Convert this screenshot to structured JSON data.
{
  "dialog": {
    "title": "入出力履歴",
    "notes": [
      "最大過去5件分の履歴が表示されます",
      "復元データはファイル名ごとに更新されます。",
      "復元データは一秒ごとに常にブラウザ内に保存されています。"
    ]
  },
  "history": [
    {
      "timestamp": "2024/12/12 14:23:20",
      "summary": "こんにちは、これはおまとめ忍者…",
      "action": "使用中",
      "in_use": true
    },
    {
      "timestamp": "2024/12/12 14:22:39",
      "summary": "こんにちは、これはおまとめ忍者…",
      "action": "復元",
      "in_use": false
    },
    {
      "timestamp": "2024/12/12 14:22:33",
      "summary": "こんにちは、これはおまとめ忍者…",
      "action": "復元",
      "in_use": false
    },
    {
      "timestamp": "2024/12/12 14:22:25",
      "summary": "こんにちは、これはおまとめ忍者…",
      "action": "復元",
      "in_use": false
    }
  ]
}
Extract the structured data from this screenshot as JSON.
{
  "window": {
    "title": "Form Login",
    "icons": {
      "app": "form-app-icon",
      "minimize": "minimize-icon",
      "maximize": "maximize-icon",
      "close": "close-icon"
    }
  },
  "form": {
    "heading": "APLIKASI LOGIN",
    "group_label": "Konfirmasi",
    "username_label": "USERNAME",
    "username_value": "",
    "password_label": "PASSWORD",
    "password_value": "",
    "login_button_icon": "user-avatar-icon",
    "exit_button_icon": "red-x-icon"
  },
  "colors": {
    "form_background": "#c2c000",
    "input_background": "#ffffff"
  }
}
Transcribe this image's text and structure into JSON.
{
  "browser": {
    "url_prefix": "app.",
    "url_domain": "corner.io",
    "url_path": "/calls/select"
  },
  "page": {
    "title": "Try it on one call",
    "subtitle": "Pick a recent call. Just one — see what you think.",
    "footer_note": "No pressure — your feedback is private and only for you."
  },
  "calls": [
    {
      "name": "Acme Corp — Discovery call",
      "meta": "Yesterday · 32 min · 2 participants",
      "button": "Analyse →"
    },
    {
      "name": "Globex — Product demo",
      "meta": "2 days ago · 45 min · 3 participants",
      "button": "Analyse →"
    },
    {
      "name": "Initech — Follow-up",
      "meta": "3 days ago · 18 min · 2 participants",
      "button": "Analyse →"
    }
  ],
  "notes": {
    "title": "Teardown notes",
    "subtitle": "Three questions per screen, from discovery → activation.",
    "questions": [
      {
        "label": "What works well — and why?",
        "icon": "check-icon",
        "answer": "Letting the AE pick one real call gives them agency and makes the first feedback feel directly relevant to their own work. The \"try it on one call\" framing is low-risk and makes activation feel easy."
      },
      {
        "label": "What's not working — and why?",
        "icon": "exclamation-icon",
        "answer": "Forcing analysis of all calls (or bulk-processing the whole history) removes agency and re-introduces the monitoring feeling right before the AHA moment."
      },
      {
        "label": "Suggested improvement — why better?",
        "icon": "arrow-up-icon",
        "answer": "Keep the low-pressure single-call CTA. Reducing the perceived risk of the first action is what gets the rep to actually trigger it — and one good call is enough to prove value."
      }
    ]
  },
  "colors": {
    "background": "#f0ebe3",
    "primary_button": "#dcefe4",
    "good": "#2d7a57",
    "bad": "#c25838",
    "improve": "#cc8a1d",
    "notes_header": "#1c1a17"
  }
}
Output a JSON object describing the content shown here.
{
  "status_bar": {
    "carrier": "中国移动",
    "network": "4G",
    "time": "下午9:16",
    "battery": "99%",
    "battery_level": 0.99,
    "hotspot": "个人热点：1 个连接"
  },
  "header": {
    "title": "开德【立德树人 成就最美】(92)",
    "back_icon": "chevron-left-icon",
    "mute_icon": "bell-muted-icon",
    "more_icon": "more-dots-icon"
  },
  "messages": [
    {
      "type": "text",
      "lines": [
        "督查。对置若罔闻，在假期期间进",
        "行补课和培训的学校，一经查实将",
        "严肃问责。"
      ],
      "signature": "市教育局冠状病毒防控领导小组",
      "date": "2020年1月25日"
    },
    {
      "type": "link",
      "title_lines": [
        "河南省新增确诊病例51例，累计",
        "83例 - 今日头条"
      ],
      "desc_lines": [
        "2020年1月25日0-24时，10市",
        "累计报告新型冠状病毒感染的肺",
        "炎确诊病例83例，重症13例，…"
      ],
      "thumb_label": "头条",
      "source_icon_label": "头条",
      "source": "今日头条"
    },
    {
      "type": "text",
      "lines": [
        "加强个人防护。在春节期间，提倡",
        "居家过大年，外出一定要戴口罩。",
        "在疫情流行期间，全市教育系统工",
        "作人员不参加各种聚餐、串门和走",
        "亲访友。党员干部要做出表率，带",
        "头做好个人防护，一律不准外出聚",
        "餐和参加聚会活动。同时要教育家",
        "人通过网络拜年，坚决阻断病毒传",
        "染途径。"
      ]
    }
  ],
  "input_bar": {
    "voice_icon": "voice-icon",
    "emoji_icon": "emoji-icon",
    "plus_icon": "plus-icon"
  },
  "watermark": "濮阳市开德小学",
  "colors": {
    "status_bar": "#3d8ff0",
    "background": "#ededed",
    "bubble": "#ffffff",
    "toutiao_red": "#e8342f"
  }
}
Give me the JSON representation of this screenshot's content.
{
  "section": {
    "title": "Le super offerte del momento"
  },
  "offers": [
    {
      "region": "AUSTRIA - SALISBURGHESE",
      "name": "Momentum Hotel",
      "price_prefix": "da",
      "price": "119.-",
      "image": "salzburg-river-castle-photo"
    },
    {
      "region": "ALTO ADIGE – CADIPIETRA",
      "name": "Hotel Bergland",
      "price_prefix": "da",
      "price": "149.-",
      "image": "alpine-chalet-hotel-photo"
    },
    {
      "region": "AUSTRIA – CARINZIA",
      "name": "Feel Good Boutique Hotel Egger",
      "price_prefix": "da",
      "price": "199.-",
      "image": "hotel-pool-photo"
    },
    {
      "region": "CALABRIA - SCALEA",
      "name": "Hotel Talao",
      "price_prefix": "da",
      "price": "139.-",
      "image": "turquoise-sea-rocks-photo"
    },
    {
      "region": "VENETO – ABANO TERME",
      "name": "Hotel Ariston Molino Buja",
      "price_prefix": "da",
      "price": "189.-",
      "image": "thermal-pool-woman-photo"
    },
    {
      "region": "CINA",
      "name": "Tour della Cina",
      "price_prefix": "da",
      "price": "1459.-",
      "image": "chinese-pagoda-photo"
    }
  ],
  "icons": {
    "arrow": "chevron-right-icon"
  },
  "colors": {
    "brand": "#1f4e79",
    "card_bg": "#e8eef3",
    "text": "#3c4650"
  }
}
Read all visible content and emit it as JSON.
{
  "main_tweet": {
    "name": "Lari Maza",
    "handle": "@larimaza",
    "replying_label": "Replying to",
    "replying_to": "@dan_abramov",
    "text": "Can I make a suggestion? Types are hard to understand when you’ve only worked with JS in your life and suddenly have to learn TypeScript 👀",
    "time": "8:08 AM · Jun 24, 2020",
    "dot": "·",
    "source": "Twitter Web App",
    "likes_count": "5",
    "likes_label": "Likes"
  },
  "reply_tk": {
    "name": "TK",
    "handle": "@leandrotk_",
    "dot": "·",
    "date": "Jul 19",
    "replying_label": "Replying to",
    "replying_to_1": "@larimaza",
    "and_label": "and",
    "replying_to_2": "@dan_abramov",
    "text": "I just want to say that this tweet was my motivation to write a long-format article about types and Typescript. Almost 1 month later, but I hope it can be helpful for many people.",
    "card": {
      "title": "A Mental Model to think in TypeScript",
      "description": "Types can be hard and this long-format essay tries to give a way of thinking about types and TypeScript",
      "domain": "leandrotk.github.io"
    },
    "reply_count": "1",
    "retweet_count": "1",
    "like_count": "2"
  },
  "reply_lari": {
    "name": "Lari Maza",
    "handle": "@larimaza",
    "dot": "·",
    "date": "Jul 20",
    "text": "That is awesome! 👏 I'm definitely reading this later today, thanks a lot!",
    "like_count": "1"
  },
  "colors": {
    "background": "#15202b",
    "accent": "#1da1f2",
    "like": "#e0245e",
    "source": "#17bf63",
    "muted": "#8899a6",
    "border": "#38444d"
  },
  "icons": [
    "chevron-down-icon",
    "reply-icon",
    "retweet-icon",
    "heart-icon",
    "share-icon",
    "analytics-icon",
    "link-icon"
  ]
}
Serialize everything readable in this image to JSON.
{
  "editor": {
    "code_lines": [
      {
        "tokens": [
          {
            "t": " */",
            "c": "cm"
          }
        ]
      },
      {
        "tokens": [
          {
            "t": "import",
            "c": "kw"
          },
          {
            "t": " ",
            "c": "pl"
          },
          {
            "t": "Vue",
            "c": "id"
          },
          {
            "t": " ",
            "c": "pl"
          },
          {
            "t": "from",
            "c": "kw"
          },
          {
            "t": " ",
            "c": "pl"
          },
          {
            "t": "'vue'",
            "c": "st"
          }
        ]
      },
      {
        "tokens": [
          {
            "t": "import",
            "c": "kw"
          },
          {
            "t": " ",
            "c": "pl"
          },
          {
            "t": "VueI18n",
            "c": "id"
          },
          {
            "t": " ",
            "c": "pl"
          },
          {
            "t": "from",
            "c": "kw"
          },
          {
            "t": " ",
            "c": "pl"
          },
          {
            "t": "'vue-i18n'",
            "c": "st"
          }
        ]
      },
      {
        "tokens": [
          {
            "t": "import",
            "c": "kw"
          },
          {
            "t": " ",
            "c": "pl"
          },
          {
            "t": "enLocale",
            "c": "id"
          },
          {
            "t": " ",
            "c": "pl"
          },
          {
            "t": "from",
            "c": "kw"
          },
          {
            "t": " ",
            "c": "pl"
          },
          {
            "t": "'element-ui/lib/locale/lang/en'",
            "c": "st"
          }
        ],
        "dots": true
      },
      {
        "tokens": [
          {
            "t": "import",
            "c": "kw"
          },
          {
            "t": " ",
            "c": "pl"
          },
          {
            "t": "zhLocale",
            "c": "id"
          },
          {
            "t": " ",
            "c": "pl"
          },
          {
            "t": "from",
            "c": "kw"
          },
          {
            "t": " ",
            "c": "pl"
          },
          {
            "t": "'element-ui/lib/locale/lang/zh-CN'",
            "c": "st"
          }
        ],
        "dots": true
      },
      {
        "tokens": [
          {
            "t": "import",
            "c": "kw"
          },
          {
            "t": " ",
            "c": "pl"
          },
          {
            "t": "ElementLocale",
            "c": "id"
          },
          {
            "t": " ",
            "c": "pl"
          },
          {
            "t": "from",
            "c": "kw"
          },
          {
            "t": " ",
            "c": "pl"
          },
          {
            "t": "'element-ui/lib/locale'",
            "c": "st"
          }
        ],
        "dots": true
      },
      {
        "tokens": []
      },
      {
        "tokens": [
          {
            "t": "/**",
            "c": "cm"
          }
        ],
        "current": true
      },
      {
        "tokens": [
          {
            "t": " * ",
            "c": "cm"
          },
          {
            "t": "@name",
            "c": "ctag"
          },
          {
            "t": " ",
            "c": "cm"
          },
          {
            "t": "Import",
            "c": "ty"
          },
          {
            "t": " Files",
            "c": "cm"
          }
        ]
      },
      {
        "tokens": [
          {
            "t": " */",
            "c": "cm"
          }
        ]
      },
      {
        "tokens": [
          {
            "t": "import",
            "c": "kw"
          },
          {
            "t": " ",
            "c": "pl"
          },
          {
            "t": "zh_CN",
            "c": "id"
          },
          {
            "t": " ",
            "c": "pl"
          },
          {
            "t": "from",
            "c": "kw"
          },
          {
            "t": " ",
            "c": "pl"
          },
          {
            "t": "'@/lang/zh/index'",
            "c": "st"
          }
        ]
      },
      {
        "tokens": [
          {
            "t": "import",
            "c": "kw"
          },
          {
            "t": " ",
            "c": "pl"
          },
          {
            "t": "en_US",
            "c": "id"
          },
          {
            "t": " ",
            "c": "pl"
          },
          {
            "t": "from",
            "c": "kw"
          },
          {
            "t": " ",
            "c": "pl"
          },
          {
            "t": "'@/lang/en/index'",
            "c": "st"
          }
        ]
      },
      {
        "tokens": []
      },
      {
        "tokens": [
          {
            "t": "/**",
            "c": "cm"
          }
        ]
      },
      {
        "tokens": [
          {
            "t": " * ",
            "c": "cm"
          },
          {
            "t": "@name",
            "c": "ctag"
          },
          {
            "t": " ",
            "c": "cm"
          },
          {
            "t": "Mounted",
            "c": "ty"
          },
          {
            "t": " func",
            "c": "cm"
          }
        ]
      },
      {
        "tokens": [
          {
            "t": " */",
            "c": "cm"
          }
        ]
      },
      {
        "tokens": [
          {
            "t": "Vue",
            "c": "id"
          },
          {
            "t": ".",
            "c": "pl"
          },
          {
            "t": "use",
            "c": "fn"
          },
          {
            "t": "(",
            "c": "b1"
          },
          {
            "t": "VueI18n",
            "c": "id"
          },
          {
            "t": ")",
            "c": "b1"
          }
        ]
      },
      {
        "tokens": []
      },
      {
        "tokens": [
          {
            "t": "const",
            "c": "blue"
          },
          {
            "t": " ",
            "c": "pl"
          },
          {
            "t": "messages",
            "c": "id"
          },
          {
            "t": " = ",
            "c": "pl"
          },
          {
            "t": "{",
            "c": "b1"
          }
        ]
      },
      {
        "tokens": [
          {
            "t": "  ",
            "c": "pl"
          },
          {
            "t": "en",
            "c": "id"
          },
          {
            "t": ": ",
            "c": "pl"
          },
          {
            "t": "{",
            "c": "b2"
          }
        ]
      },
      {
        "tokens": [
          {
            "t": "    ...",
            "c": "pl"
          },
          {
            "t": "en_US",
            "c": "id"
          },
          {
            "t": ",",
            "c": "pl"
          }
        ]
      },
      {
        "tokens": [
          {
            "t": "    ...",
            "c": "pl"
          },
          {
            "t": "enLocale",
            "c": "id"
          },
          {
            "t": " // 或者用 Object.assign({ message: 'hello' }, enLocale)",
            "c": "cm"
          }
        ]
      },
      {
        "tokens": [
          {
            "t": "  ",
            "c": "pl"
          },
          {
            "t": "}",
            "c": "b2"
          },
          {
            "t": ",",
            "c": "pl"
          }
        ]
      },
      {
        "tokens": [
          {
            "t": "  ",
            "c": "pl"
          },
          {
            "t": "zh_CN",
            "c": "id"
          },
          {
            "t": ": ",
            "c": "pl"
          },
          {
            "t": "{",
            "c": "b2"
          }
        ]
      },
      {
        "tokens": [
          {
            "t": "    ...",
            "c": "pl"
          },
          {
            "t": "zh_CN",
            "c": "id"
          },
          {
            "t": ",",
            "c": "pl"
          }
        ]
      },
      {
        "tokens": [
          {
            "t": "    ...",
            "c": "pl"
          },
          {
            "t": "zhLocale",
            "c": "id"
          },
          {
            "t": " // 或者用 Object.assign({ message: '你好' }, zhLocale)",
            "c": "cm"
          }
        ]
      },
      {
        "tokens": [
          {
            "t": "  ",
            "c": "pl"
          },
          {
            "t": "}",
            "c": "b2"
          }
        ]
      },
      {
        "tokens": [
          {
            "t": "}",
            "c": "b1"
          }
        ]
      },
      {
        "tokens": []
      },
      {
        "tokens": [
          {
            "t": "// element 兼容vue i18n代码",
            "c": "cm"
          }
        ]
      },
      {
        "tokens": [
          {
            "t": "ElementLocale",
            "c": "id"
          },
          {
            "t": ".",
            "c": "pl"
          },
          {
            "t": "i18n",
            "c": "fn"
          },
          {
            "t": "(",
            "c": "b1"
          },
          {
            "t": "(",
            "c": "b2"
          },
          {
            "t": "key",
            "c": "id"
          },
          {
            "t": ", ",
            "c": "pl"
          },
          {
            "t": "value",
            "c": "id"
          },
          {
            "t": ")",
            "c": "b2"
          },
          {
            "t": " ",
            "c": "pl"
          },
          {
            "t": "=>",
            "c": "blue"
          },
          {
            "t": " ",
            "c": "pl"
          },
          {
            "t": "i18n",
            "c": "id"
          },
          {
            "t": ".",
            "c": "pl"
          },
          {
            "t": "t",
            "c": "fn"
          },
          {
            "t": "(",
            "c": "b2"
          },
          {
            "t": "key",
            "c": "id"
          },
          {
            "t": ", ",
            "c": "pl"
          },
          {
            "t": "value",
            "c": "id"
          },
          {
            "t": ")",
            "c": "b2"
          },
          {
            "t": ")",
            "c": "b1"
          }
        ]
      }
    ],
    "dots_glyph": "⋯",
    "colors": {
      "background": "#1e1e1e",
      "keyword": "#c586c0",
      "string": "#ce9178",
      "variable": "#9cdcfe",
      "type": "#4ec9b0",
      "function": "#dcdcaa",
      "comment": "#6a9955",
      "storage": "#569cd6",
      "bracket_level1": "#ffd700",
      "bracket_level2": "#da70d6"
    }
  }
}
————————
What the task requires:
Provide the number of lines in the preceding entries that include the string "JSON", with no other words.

Answer box:
7